In rehearsals the concept of the play seemed to expand and become quite philosophical.  I went to every rehearsal but there was a tipping point, about three or four weeks into it, where I thought, ‘blimey this really does work'.

How did the piece change in the making process? (What did you gain unexpectedly? What did you have to lose?)

Every writer has had a moment when a favourite brainchild gets horribly maimed. I was braced for it.

Instead I was absolutely delighted that the actors – Beth Symons, Dylan Corbett-Bader and Kitty Underhill – seem to enlarge the idea as they worked. It was one of those rare occasions where nothing was lost, but everything gained. There is a despairing undercurrent to the play, but they made it a thing of light and dark.

The other thing is money, of course.
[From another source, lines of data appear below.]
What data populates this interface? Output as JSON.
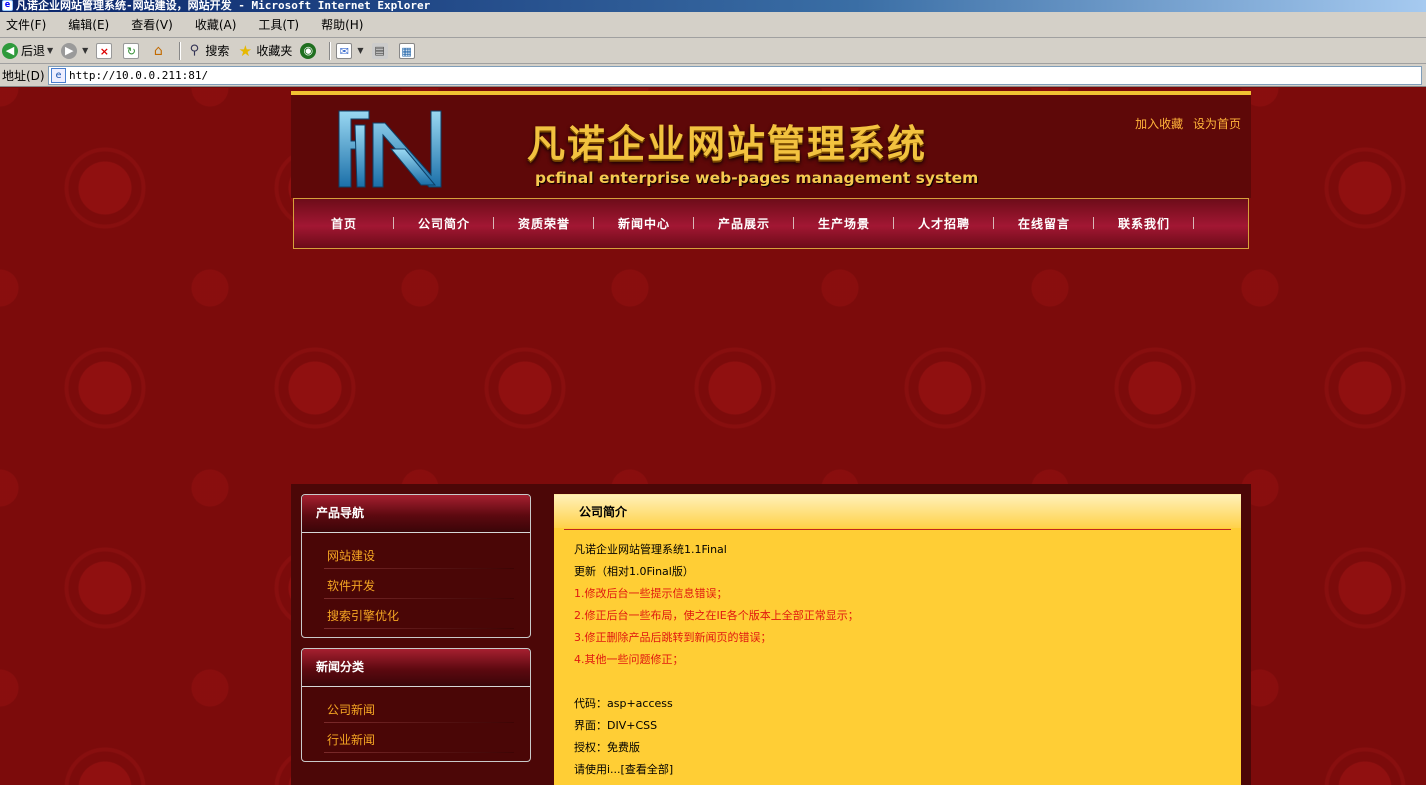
{
  "window": {
    "title": "凡诺企业网站管理系统-网站建设，网站开发 - Microsoft Internet Explorer"
  },
  "menu": [
    "文件(F)",
    "编辑(E)",
    "查看(V)",
    "收藏(A)",
    "工具(T)",
    "帮助(H)"
  ],
  "toolbar": {
    "back": "后退",
    "search": "搜索",
    "favorites": "收藏夹"
  },
  "address": {
    "label": "地址(D)",
    "url": "http://10.0.0.211:81/"
  },
  "site": {
    "title": "凡诺企业网站管理系统",
    "subtitle": "pcfinal enterprise web-pages management system",
    "logo_text": "FN",
    "links": {
      "add_favorite": "加入收藏",
      "set_home": "设为首页"
    }
  },
  "nav": [
    "首页",
    "公司简介",
    "资质荣誉",
    "新闻中心",
    "产品展示",
    "生产场景",
    "人才招聘",
    "在线留言",
    "联系我们"
  ],
  "side": {
    "products": {
      "title": "产品导航",
      "items": [
        "网站建设",
        "软件开发",
        "搜索引擎优化"
      ]
    },
    "news": {
      "title": "新闻分类",
      "items": [
        "公司新闻",
        "行业新闻"
      ]
    }
  },
  "intro": {
    "title": "公司简介",
    "lines": [
      "凡诺企业网站管理系统1.1Final",
      "更新（相对1.0Final版）",
      "1.修改后台一些提示信息错误；",
      "2.修正后台一些布局，使之在IE各个版本上全部正常显示；",
      "3.修正删除产品后跳转到新闻页的错误；",
      "4.其他一些问题修正；",
      "代码：asp+access",
      "界面：DIV+CSS",
      "授权：免费版",
      "请使用i...[查看全部]"
    ]
  },
  "colors": {
    "page_bg": "#7c0b0b",
    "gold": "#f2c23f",
    "link": "#f5a623",
    "content_bg": "#ffce35",
    "red_text": "#e0180f"
  }
}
Fringe theatre can be a pit you pour money into, and I had no grants or anything. Luckily, partly because we’re all Brighton-based, we managed to sell out our three nights.

What (hopefully practical) top tip would you give any writer contemplating writing for the Fringe?

Don’t wait for permission, just do it. The acid test for your work is to get in front of a live audience. Whatever happens, you’re going to learn lots.

I became a bit obsessed about venues too. Last year Beth scoped out the Theatre Box at the Warren.  I wrote the play for that kind of space so we made nabbing it our top priority. The Warren is buzzy, and it’s practical for people coming from out of town. I just loved the energy there, and preferred this to staging it somewhere more remote.

Isabel Sensier (I Do It To Break)

Please give a one-sentence summary of your show.

Incorporating themes of isolation, self-harm and pizza, 'I do it to break' is a piece of immersive theatre which explores the infinite potential of human nature. 

What was the spark at the start of the work? (And when did you know it could grow?)

I Do It To Break's journey began way back when I was an angry 18-year-old, wanting to write a women's play about self harm. There were no real characters, no real format, and no real direction.

It was only in my third year at uni, when I did a writing module that I started working on it with any knowledge about theatre, and I found the characters taking on a life of their own, telling me what they wanted me to say about them. Then I realised that I was creating something that could transcend the kind of 'angry, issue play' that I had started writing. 

How did the piece change in the making process? (What did you gain unexpectedly? What did you have to lose?)

I think the main thing that the piece gained was the insights and additions of other creative people. They added the interactive, immersive elements, the unusual staging, the voices of the actors, which weren't exactly how I'd imagined the characters, but took on a new life.

I think I lost a sense of ownership over the piece, but that's something that always happens when you hand over something you've written to a team of people. The gains outweigh the losses!

What (hopefully practical) top tip would you give any writer contemplating writing for the Fringe?

Write the theatre you want to see. Don't write the theatre that the average Joe wants to see. You're a writer, so you have original insight, and that's what we as an industry need.

Not the most practical tip but it's what I believe, and there's nowhere else challenging and original ideas can thrive like they do at the Fringe.